[Entries from a dataset of interfaces]
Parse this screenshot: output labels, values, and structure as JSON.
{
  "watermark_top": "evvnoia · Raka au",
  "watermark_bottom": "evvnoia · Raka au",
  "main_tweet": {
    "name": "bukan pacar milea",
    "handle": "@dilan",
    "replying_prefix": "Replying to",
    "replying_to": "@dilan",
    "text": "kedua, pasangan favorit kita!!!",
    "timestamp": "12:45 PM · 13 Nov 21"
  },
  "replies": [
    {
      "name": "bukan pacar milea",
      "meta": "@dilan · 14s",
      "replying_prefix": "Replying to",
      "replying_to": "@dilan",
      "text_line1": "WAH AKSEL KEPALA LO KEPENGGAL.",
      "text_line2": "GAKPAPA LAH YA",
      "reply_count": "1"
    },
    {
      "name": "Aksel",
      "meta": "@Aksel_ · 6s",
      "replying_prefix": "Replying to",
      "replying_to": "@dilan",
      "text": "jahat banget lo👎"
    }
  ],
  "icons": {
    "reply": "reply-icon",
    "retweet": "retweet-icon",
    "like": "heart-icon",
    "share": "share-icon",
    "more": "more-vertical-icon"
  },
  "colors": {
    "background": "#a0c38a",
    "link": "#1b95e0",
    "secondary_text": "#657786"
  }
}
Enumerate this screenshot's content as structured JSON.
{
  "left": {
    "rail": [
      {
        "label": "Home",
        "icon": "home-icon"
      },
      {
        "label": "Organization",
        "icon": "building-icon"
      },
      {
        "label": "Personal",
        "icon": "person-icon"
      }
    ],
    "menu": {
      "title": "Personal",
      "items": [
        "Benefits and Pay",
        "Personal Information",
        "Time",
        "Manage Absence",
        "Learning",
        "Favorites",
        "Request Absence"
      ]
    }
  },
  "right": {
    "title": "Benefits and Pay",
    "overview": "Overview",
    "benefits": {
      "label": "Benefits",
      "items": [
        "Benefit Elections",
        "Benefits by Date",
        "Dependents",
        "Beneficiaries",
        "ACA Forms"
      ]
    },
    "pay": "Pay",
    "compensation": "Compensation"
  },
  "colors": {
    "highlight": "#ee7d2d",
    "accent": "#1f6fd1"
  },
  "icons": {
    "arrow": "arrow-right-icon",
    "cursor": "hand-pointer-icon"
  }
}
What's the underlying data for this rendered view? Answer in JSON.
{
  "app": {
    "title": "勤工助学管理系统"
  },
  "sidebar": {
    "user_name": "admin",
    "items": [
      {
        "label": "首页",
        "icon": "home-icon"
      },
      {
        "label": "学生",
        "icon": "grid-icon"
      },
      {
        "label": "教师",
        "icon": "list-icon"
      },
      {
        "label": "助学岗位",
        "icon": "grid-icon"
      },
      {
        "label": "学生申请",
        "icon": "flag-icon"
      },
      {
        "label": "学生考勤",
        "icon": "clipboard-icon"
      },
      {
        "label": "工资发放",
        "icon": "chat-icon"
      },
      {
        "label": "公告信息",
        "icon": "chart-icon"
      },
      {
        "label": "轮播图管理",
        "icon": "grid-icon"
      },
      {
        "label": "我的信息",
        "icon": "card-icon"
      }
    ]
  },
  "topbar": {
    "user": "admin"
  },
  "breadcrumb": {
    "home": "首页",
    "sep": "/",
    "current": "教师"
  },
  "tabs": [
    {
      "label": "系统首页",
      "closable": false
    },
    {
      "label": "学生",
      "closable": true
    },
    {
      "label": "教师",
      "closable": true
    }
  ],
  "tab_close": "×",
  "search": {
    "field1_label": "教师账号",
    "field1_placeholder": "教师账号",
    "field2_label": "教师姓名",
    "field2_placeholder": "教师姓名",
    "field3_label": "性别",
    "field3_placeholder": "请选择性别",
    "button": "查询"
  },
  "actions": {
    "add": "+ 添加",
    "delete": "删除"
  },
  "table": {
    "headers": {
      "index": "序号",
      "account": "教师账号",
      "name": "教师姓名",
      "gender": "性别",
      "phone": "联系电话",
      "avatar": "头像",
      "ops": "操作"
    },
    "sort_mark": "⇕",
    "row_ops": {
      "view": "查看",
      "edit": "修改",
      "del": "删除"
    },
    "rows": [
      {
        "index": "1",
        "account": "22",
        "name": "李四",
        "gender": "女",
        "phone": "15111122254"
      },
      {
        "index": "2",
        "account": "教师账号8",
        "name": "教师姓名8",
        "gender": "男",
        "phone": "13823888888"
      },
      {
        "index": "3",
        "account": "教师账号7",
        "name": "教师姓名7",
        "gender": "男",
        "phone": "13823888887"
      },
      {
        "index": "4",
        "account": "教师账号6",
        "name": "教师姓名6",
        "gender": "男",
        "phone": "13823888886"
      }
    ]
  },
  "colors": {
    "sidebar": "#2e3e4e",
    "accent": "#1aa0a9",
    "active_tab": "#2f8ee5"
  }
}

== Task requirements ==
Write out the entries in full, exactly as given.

== Response to this task ==
Parse this screenshot: output labels, values, and structure as JSON.
{
  "watermark_top": "evvnoia · Raka au",
  "watermark_bottom": "evvnoia · Raka au",
  "main_tweet": {
    "name": "bukan pacar milea",
    "handle": "@dilan",
    "replying_prefix": "Replying to",
    "replying_to": "@dilan",
    "text": "kedua, pasangan favorit kita!!!",
    "timestamp": "12:45 PM · 13 Nov 21"
  },
  "replies": [
    {
      "name": "bukan pacar milea",
      "meta": "@dilan · 14s",
      "replying_prefix": "Replying to",
      "replying_to": "@dilan",
      "text_line1": "WAH AKSEL KEPALA LO KEPENGGAL.",
      "text_line2": "GAKPAPA LAH YA",
      "reply_count": "1"
    },
    {
      "name": "Aksel",
      "meta": "@Aksel_ · 6s",
      "replying_prefix": "Replying to",
      "replying_to": "@dilan",
      "text": "jahat banget lo👎"
    }
  ],
  "icons": {
    "reply": "reply-icon",
    "retweet": "retweet-icon",
    "like": "heart-icon",
    "share": "share-icon",
    "more": "more-vertical-icon"
  },
  "colors": {
    "background": "#a0c38a",
    "link": "#1b95e0",
    "secondary_text": "#657786"
  }
}
Enumerate this screenshot's content as structured JSON.
{
  "left": {
    "rail": [
      {
        "label": "Home",
        "icon": "home-icon"
      },
      {
        "label": "Organization",
        "icon": "building-icon"
      },
      {
        "label": "Personal",
        "icon": "person-icon"
      }
    ],
    "menu": {
      "title": "Personal",
      "items": [
        "Benefits and Pay",
        "Personal Information",
        "Time",
        "Manage Absence",
        "Learning",
        "Favorites",
        "Request Absence"
      ]
    }
  },
  "right": {
    "title": "Benefits and Pay",
    "overview": "Overview",
    "benefits": {
      "label": "Benefits",
      "items": [
        "Benefit Elections",
        "Benefits by Date",
        "Dependents",
        "Beneficiaries",
        "ACA Forms"
      ]
    },
    "pay": "Pay",
    "compensation": "Compensation"
  },
  "colors": {
    "highlight": "#ee7d2d",
    "accent": "#1f6fd1"
  },
  "icons": {
    "arrow": "arrow-right-icon",
    "cursor": "hand-pointer-icon"
  }
}
What's the underlying data for this rendered view? Answer in JSON.
{
  "app": {
    "title": "勤工助学管理系统"
  },
  "sidebar": {
    "user_name": "admin",
    "items": [
      {
        "label": "首页",
        "icon": "home-icon"
      },
      {
        "label": "学生",
        "icon": "grid-icon"
      },
      {
        "label": "教师",
        "icon": "list-icon"
      },
      {
        "label": "助学岗位",
        "icon": "grid-icon"
      },
      {
        "label": "学生申请",
        "icon": "flag-icon"
      },
      {
        "label": "学生考勤",
        "icon": "clipboard-icon"
      },
      {
        "label": "工资发放",
        "icon": "chat-icon"
      },
      {
        "label": "公告信息",
        "icon": "chart-icon"
      },
      {
        "label": "轮播图管理",
        "icon": "grid-icon"
      },
      {
        "label": "我的信息",
        "icon": "card-icon"
      }
    ]
  },
  "topbar": {
    "user": "admin"
  },
  "breadcrumb": {
    "home": "首页",
    "sep": "/",
    "current": "教师"
  },
  "tabs": [
    {
      "label": "系统首页",
      "closable": false
    },
    {
      "label": "学生",
      "closable": true
    },
    {
      "label": "教师",
      "closable": true
    }
  ],
  "tab_close": "×",
  "search": {
    "field1_label": "教师账号",
    "field1_placeholder": "教师账号",
    "field2_label": "教师姓名",
    "field2_placeholder": "教师姓名",
    "field3_label": "性别",
    "field3_placeholder": "请选择性别",
    "button": "查询"
  },
  "actions": {
    "add": "+ 添加",
    "delete": "删除"
  },
  "table": {
    "headers": {
      "index": "序号",
      "account": "教师账号",
      "name": "教师姓名",
      "gender": "性别",
      "phone": "联系电话",
      "avatar": "头像",
      "ops": "操作"
    },
    "sort_mark": "⇕",
    "row_ops": {
      "view": "查看",
      "edit": "修改",
      "del": "删除"
    },
    "rows": [
      {
        "index": "1",
        "account": "22",
        "name": "李四",
        "gender": "女",
        "phone": "15111122254"
      },
      {
        "index": "2",
        "account": "教师账号8",
        "name": "教师姓名8",
        "gender": "男",
        "phone": "13823888888"
      },
      {
        "index": "3",
        "account": "教师账号7",
        "name": "教师姓名7",
        "gender": "男",
        "phone": "13823888887"
      },
      {
        "index": "4",
        "account": "教师账号6",
        "name": "教师姓名6",
        "gender": "男",
        "phone": "13823888886"
      }
    ]
  },
  "colors": {
    "sidebar": "#2e3e4e",
    "accent": "#1aa0a9",
    "active_tab": "#2f8ee5"
  }
}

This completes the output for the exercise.